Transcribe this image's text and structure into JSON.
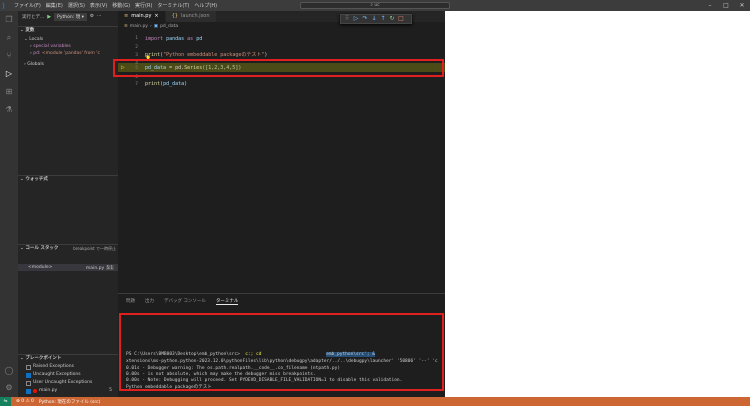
{
  "titlebar": {
    "menu": [
      "ファイル(F)",
      "編集(E)",
      "選択(S)",
      "表示(V)",
      "移動(G)",
      "実行(R)",
      "ターミナル(T)",
      "ヘルプ(H)"
    ],
    "search": "uc"
  },
  "sidebar": {
    "run_label": "実行とデ...",
    "config": "Python: 現 ▾",
    "variables_head": "変数",
    "locals": "Locals",
    "special_variables": "special variables",
    "pd_key": "pd:",
    "pd_value": "<module 'pandas' from 'c",
    "globals": "Globals",
    "watch_head": "ウォッチ式",
    "callstack_head": "コール スタック",
    "callstack_paused": "breakpoint で一時停止",
    "frame_name": "<module>",
    "frame_file": "main.py",
    "frame_line": "5:1",
    "breakpoints_head": "ブレークポイント",
    "bp_items": [
      "Raised Exceptions",
      "Uncaught Exceptions",
      "User Uncaught Exceptions",
      "main.py"
    ],
    "bp_count": "5"
  },
  "tabs": {
    "main": "main.py",
    "launch": "launch.json"
  },
  "breadcrumb": {
    "file": "main.py",
    "symbol": "pd_data"
  },
  "editor": {
    "line_numbers": [
      "1",
      "2",
      "3",
      "4",
      "5",
      "6",
      "7"
    ],
    "code": {
      "l1_kw": "import",
      "l1_rest": " pandas ",
      "l1_as": "as",
      "l1_alias": " pd",
      "l3_fn": "print",
      "l3_str": "\"Python embeddable packageのテスト\"",
      "l5_var": "pd_data",
      "l5_eq": " = pd.",
      "l5_fn": "Series",
      "l5_args": "([1,2,3,4,5])",
      "l7_fn": "print",
      "l7_arg": "pd_data"
    }
  },
  "panel": {
    "tabs": [
      "問題",
      "出力",
      "デバッグ コンソール",
      "ターミナル"
    ],
    "terminal": {
      "prompt": "PS C:\\Users\\BMB003\\Desktop\\emb_python\\src> ",
      "cmd1": " c:; cd ",
      "path_hl": "emb_python\\src'; &",
      "line2": "xtensions\\ms-python.python-2023.12.0\\pythonFiles\\lib\\python\\debugpy\\adapter/../..\\debugpy\\launcher' '50806' '--' 'c",
      "line3": "0.01s - Debugger warning: The os.path.realpath.__code__.co_filename (ntpath.py)",
      "line4": "0.00s - is not absolute, which may make the debugger miss breakpoints.",
      "line5": "0.00s - Note: Debugging will proceed. Set PYDEVD_DISABLE_FILE_VALIDATION=1 to disable this validation.",
      "line6": "Python embeddable packageのテスト"
    }
  },
  "status": {
    "errors": "⊗ 0  ⚠ 0",
    "debug": "Python: 現在のファイル (src)"
  },
  "colors": {
    "highlight_box": "#e0201f",
    "status_bar": "#cc6633",
    "current_line": "#4b4b18"
  }
}
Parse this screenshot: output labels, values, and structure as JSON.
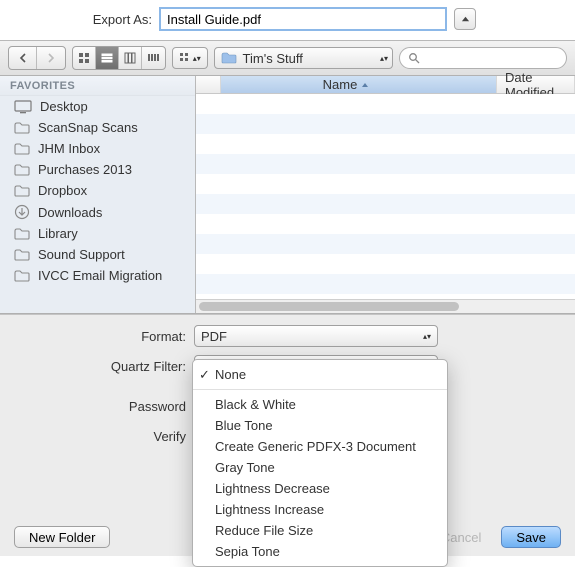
{
  "export": {
    "label": "Export As:",
    "value": "Install Guide.pdf"
  },
  "toolbar": {
    "path": "Tim's Stuff",
    "search_placeholder": ""
  },
  "sidebar": {
    "header": "FAVORITES",
    "items": [
      "Desktop",
      "ScanSnap Scans",
      "JHM Inbox",
      "Purchases 2013",
      "Dropbox",
      "Downloads",
      "Library",
      "Sound Support",
      "IVCC Email Migration"
    ]
  },
  "columns": {
    "name": "Name",
    "date": "Date Modified"
  },
  "format_row": {
    "label": "Format:",
    "value": "PDF"
  },
  "quartz": {
    "label": "Quartz Filter:",
    "selected": "None",
    "options": [
      "None",
      "Black & White",
      "Blue Tone",
      "Create Generic PDFX-3 Document",
      "Gray Tone",
      "Lightness Decrease",
      "Lightness Increase",
      "Reduce File Size",
      "Sepia Tone"
    ]
  },
  "password_label": "Password",
  "verify_label": "Verify",
  "buttons": {
    "new_folder": "New Folder",
    "cancel": "Cancel",
    "save": "Save"
  }
}
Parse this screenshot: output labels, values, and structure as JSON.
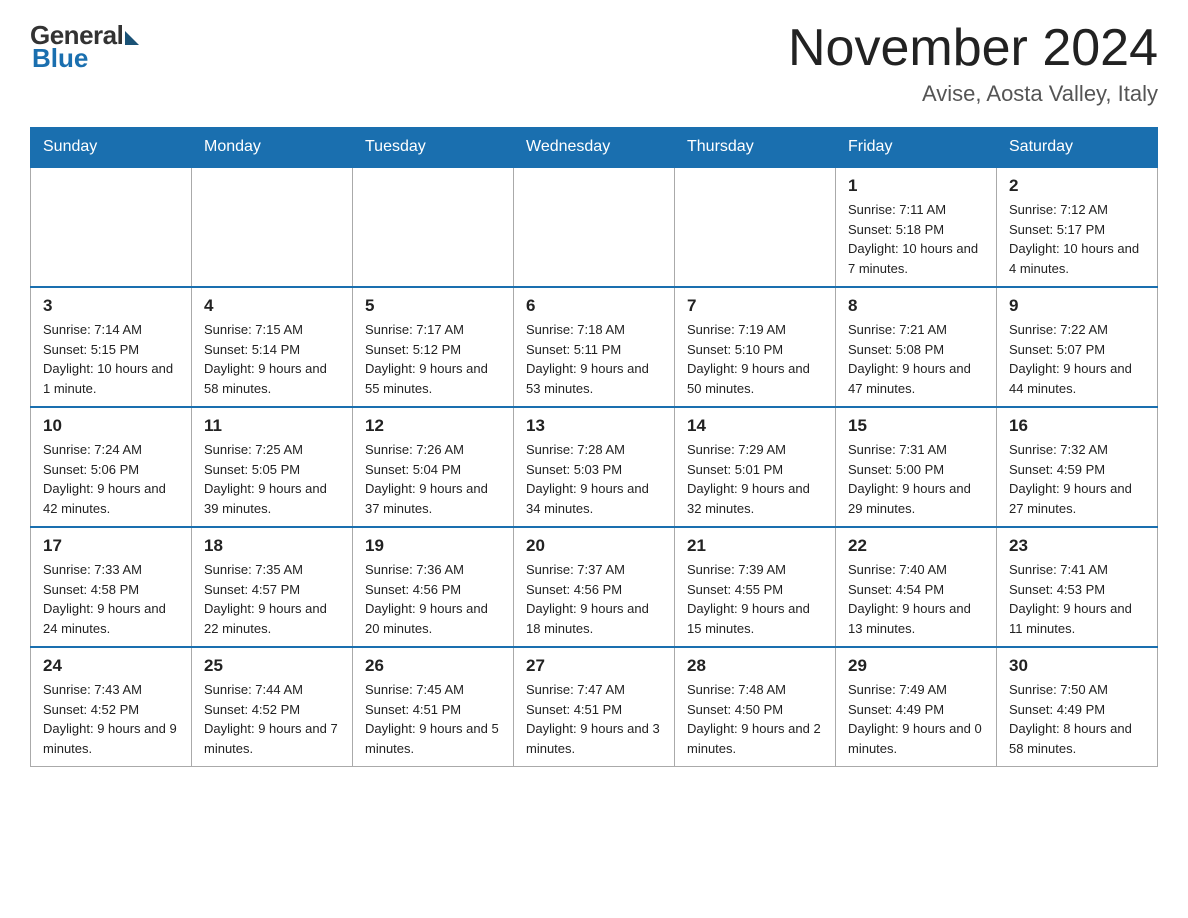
{
  "header": {
    "logo_general": "General",
    "logo_blue": "Blue",
    "month_title": "November 2024",
    "location": "Avise, Aosta Valley, Italy"
  },
  "days_of_week": [
    "Sunday",
    "Monday",
    "Tuesday",
    "Wednesday",
    "Thursday",
    "Friday",
    "Saturday"
  ],
  "weeks": [
    [
      {
        "day": "",
        "info": ""
      },
      {
        "day": "",
        "info": ""
      },
      {
        "day": "",
        "info": ""
      },
      {
        "day": "",
        "info": ""
      },
      {
        "day": "",
        "info": ""
      },
      {
        "day": "1",
        "info": "Sunrise: 7:11 AM\nSunset: 5:18 PM\nDaylight: 10 hours and 7 minutes."
      },
      {
        "day": "2",
        "info": "Sunrise: 7:12 AM\nSunset: 5:17 PM\nDaylight: 10 hours and 4 minutes."
      }
    ],
    [
      {
        "day": "3",
        "info": "Sunrise: 7:14 AM\nSunset: 5:15 PM\nDaylight: 10 hours and 1 minute."
      },
      {
        "day": "4",
        "info": "Sunrise: 7:15 AM\nSunset: 5:14 PM\nDaylight: 9 hours and 58 minutes."
      },
      {
        "day": "5",
        "info": "Sunrise: 7:17 AM\nSunset: 5:12 PM\nDaylight: 9 hours and 55 minutes."
      },
      {
        "day": "6",
        "info": "Sunrise: 7:18 AM\nSunset: 5:11 PM\nDaylight: 9 hours and 53 minutes."
      },
      {
        "day": "7",
        "info": "Sunrise: 7:19 AM\nSunset: 5:10 PM\nDaylight: 9 hours and 50 minutes."
      },
      {
        "day": "8",
        "info": "Sunrise: 7:21 AM\nSunset: 5:08 PM\nDaylight: 9 hours and 47 minutes."
      },
      {
        "day": "9",
        "info": "Sunrise: 7:22 AM\nSunset: 5:07 PM\nDaylight: 9 hours and 44 minutes."
      }
    ],
    [
      {
        "day": "10",
        "info": "Sunrise: 7:24 AM\nSunset: 5:06 PM\nDaylight: 9 hours and 42 minutes."
      },
      {
        "day": "11",
        "info": "Sunrise: 7:25 AM\nSunset: 5:05 PM\nDaylight: 9 hours and 39 minutes."
      },
      {
        "day": "12",
        "info": "Sunrise: 7:26 AM\nSunset: 5:04 PM\nDaylight: 9 hours and 37 minutes."
      },
      {
        "day": "13",
        "info": "Sunrise: 7:28 AM\nSunset: 5:03 PM\nDaylight: 9 hours and 34 minutes."
      },
      {
        "day": "14",
        "info": "Sunrise: 7:29 AM\nSunset: 5:01 PM\nDaylight: 9 hours and 32 minutes."
      },
      {
        "day": "15",
        "info": "Sunrise: 7:31 AM\nSunset: 5:00 PM\nDaylight: 9 hours and 29 minutes."
      },
      {
        "day": "16",
        "info": "Sunrise: 7:32 AM\nSunset: 4:59 PM\nDaylight: 9 hours and 27 minutes."
      }
    ],
    [
      {
        "day": "17",
        "info": "Sunrise: 7:33 AM\nSunset: 4:58 PM\nDaylight: 9 hours and 24 minutes."
      },
      {
        "day": "18",
        "info": "Sunrise: 7:35 AM\nSunset: 4:57 PM\nDaylight: 9 hours and 22 minutes."
      },
      {
        "day": "19",
        "info": "Sunrise: 7:36 AM\nSunset: 4:56 PM\nDaylight: 9 hours and 20 minutes."
      },
      {
        "day": "20",
        "info": "Sunrise: 7:37 AM\nSunset: 4:56 PM\nDaylight: 9 hours and 18 minutes."
      },
      {
        "day": "21",
        "info": "Sunrise: 7:39 AM\nSunset: 4:55 PM\nDaylight: 9 hours and 15 minutes."
      },
      {
        "day": "22",
        "info": "Sunrise: 7:40 AM\nSunset: 4:54 PM\nDaylight: 9 hours and 13 minutes."
      },
      {
        "day": "23",
        "info": "Sunrise: 7:41 AM\nSunset: 4:53 PM\nDaylight: 9 hours and 11 minutes."
      }
    ],
    [
      {
        "day": "24",
        "info": "Sunrise: 7:43 AM\nSunset: 4:52 PM\nDaylight: 9 hours and 9 minutes."
      },
      {
        "day": "25",
        "info": "Sunrise: 7:44 AM\nSunset: 4:52 PM\nDaylight: 9 hours and 7 minutes."
      },
      {
        "day": "26",
        "info": "Sunrise: 7:45 AM\nSunset: 4:51 PM\nDaylight: 9 hours and 5 minutes."
      },
      {
        "day": "27",
        "info": "Sunrise: 7:47 AM\nSunset: 4:51 PM\nDaylight: 9 hours and 3 minutes."
      },
      {
        "day": "28",
        "info": "Sunrise: 7:48 AM\nSunset: 4:50 PM\nDaylight: 9 hours and 2 minutes."
      },
      {
        "day": "29",
        "info": "Sunrise: 7:49 AM\nSunset: 4:49 PM\nDaylight: 9 hours and 0 minutes."
      },
      {
        "day": "30",
        "info": "Sunrise: 7:50 AM\nSunset: 4:49 PM\nDaylight: 8 hours and 58 minutes."
      }
    ]
  ]
}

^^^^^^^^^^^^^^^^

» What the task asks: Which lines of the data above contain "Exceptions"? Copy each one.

» Answer to the exercise:
      "Raised Exceptions",
      "Uncaught Exceptions",
      "User Uncaught Exceptions",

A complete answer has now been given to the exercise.